:: EXERCISE DIRECTIONS ::
Would you print every entry below exactly as written, omitting the images?

:: DATA FOR PROCESSING ::

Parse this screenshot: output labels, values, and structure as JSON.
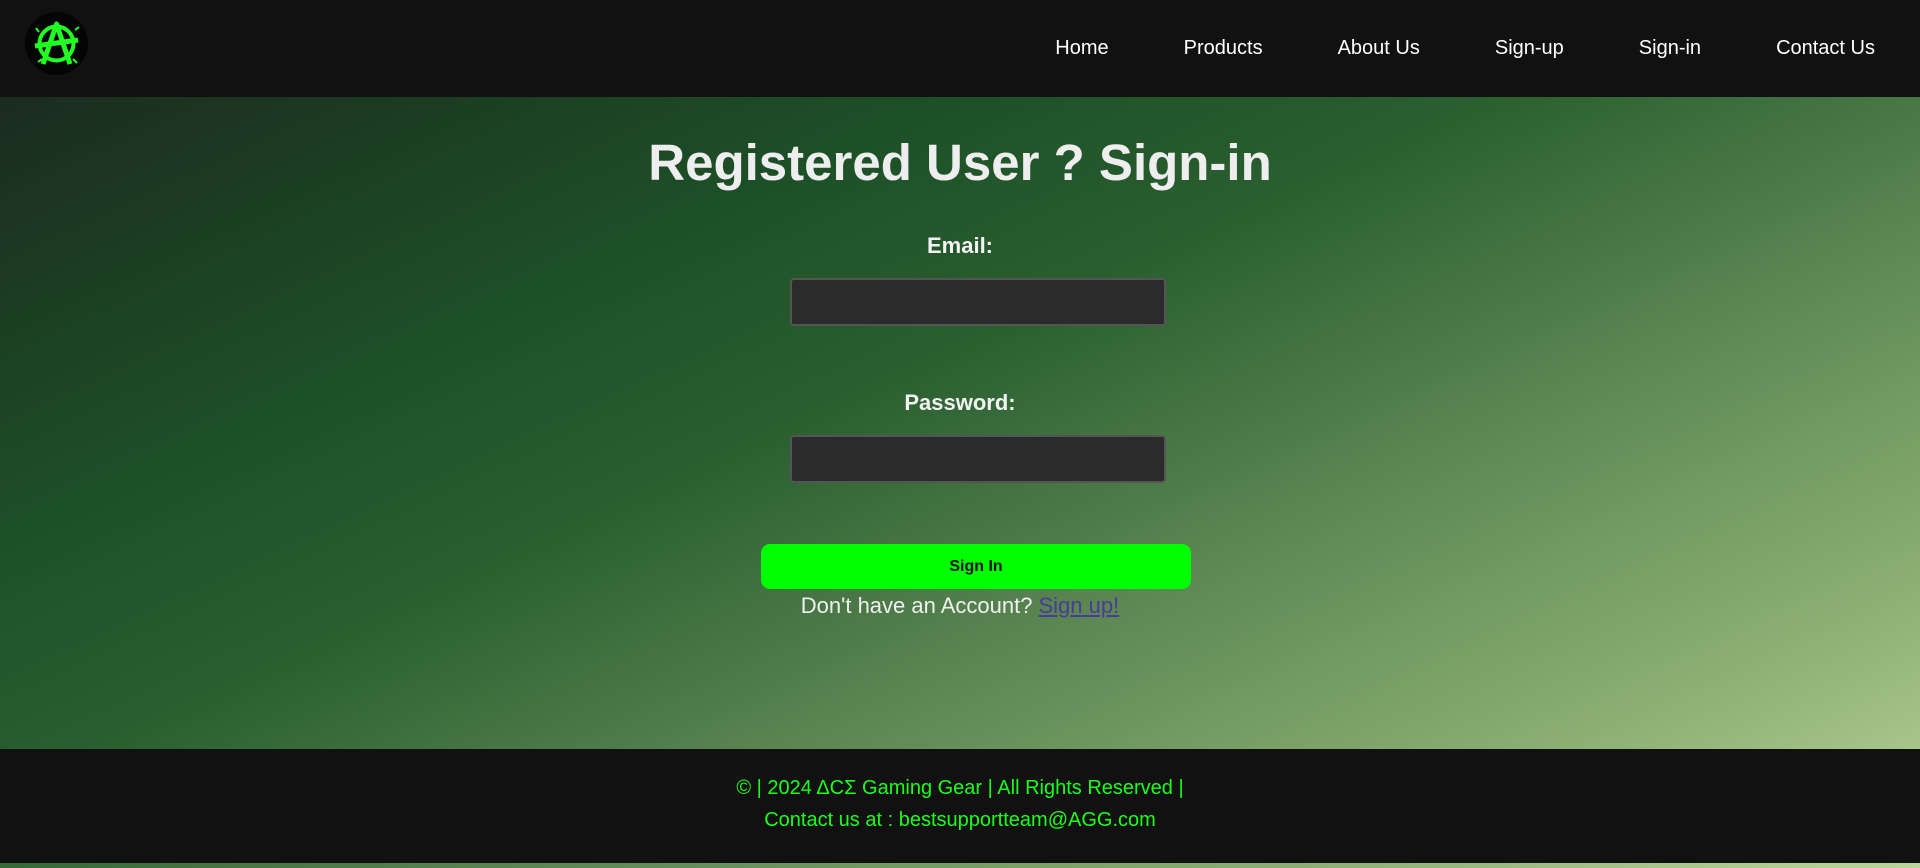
{
  "nav": {
    "logo_icon": "anarchy-symbol-logo-icon",
    "links": [
      "Home",
      "Products",
      "About Us",
      "Sign-up",
      "Sign-in",
      "Contact Us"
    ]
  },
  "main": {
    "title": "Registered User ? Sign-in",
    "email_label": "Email:",
    "email_value": "",
    "password_label": "Password:",
    "password_value": "",
    "signin_button": "Sign In",
    "account_prompt": "Don't have an Account?",
    "signup_link": "Sign up!"
  },
  "footer": {
    "line1": "© | 2024 ΔCΣ Gaming Gear | All Rights Reserved |",
    "line2": "Contact us at : bestsupportteam@AGG.com"
  },
  "colors": {
    "accent": "#00ff00",
    "navbar_bg": "#111111",
    "input_bg": "#2b2b2b",
    "link": "#4b3a9a"
  }
}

:: REPLY TO THE EXERCISE ::
Parse this screenshot: output labels, values, and structure as JSON.
{
  "nav": {
    "logo_icon": "anarchy-symbol-logo-icon",
    "links": [
      "Home",
      "Products",
      "About Us",
      "Sign-up",
      "Sign-in",
      "Contact Us"
    ]
  },
  "main": {
    "title": "Registered User ? Sign-in",
    "email_label": "Email:",
    "email_value": "",
    "password_label": "Password:",
    "password_value": "",
    "signin_button": "Sign In",
    "account_prompt": "Don't have an Account?",
    "signup_link": "Sign up!"
  },
  "footer": {
    "line1": "© | 2024 ΔCΣ Gaming Gear | All Rights Reserved |",
    "line2": "Contact us at : bestsupportteam@AGG.com"
  },
  "colors": {
    "accent": "#00ff00",
    "navbar_bg": "#111111",
    "input_bg": "#2b2b2b",
    "link": "#4b3a9a"
  }
}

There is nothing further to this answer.